[Data entries]
============================================================

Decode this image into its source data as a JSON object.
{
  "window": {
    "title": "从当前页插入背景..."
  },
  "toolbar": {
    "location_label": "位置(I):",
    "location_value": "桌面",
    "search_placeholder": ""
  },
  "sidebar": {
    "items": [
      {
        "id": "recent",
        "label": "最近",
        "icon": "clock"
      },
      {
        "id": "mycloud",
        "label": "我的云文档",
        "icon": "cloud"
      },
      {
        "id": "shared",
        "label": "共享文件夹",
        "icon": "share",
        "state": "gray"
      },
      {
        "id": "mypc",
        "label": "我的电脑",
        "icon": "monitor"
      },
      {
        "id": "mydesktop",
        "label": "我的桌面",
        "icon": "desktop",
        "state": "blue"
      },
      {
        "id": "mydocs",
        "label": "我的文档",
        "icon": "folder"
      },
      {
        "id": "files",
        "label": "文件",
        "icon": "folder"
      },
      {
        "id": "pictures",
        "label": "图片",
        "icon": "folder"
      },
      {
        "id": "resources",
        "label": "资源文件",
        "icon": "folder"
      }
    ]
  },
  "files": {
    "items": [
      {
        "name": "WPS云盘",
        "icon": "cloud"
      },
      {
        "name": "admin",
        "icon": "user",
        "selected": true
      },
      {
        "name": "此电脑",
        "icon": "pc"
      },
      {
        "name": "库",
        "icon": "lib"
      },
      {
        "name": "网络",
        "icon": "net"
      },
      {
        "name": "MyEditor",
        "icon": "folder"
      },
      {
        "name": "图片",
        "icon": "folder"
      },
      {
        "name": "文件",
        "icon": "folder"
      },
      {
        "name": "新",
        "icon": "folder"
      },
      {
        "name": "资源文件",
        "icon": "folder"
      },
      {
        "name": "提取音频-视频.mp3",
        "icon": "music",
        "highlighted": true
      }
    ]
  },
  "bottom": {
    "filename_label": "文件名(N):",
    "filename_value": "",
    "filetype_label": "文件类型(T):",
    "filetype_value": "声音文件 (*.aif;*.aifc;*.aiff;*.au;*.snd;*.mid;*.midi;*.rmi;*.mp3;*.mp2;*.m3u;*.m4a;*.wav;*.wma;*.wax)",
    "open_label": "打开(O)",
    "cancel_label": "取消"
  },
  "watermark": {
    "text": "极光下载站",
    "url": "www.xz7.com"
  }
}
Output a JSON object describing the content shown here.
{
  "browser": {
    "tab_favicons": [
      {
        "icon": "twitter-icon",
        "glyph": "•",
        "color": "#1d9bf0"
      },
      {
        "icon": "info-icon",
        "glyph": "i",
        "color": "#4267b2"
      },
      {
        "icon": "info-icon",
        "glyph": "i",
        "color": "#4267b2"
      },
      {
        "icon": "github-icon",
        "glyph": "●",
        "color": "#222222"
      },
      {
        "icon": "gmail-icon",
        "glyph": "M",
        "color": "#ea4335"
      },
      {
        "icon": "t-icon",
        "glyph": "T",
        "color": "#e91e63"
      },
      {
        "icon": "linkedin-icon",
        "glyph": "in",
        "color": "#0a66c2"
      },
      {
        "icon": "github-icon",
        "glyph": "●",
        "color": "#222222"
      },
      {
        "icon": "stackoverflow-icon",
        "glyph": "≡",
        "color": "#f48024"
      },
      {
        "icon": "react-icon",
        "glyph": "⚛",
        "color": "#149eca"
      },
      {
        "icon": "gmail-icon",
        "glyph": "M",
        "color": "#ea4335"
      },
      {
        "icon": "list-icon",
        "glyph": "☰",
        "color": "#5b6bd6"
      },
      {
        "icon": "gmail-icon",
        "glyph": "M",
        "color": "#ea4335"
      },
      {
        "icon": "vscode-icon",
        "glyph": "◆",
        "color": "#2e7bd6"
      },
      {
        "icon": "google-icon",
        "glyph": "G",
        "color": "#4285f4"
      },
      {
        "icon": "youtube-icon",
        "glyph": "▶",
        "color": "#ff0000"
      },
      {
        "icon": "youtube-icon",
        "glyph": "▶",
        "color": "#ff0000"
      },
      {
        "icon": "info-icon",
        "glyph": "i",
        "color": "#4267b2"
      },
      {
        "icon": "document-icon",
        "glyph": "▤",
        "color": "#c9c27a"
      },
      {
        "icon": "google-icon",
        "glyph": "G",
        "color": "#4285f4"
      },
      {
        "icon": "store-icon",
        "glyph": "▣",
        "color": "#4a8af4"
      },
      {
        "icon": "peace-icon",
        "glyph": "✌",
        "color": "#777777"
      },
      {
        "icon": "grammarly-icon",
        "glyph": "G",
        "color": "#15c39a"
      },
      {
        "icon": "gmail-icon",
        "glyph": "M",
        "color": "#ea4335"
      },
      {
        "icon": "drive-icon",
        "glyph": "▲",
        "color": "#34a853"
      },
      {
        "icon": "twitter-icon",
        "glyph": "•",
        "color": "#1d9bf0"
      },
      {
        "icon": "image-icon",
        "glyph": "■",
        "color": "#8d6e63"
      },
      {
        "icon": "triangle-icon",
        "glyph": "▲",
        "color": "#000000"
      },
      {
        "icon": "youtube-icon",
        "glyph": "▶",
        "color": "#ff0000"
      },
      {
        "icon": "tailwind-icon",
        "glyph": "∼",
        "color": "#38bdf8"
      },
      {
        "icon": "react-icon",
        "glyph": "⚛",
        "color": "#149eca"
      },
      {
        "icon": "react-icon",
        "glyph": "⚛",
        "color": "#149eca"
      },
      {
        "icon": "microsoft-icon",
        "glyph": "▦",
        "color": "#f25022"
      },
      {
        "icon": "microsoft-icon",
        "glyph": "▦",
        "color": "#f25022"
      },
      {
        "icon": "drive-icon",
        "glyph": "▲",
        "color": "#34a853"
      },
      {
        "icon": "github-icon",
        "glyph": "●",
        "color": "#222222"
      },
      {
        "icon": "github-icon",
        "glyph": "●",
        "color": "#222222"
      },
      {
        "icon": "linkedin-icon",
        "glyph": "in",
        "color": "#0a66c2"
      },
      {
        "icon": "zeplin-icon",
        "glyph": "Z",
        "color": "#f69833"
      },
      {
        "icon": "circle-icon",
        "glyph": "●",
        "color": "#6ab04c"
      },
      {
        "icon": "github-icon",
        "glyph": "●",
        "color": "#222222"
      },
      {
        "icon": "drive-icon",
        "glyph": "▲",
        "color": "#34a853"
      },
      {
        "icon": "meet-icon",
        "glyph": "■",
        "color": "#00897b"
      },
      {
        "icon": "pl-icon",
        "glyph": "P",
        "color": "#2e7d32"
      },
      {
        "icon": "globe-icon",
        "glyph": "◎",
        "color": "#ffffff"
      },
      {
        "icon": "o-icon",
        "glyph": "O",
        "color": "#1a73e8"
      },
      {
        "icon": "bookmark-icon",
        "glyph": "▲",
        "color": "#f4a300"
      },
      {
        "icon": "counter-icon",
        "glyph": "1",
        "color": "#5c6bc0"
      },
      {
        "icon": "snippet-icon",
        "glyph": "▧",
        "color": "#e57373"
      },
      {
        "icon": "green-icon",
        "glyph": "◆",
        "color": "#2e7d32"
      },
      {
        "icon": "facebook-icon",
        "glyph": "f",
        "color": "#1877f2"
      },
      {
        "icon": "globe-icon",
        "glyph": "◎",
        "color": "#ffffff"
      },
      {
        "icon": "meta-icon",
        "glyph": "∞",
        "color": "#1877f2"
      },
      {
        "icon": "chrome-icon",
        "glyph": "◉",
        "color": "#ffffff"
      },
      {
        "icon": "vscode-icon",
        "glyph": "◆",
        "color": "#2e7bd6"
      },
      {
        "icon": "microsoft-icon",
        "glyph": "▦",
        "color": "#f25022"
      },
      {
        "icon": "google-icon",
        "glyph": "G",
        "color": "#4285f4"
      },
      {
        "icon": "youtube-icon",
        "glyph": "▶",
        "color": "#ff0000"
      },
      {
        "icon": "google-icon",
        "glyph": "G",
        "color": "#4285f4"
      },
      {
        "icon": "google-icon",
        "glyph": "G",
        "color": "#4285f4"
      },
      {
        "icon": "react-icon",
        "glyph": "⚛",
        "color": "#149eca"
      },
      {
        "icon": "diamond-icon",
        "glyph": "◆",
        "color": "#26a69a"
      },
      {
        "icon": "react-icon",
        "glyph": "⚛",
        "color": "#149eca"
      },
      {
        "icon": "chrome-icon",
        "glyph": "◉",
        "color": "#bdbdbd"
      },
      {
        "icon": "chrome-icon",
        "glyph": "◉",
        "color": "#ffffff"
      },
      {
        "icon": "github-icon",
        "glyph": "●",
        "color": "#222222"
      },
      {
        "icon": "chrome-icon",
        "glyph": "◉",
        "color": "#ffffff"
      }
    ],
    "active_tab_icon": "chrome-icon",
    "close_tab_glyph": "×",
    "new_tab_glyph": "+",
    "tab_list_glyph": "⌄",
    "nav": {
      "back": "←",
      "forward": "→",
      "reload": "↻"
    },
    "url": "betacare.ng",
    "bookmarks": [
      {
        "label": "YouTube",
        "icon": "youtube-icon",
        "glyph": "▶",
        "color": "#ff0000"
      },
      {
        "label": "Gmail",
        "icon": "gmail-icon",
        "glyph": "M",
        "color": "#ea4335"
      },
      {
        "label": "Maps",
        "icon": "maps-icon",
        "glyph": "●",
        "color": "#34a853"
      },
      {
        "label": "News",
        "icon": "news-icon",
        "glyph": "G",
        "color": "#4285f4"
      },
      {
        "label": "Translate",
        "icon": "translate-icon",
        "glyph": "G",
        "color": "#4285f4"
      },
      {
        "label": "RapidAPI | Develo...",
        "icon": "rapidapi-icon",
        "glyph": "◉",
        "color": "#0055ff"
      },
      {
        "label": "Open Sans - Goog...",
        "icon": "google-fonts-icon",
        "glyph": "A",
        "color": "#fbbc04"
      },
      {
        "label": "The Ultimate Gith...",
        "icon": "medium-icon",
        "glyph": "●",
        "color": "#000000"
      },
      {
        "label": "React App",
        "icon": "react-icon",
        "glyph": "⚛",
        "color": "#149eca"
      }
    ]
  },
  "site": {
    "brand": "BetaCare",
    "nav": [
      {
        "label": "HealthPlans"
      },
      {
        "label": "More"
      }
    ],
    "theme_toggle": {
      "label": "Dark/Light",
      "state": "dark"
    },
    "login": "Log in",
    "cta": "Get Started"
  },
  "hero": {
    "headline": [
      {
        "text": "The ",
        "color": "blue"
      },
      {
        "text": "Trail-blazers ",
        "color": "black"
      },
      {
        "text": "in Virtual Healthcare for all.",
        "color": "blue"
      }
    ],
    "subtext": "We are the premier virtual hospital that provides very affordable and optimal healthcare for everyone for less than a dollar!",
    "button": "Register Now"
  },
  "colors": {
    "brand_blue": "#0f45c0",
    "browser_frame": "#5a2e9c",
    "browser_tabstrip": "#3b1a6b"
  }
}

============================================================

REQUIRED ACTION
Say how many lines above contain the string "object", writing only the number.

SOLUTION TO THIS TASK
2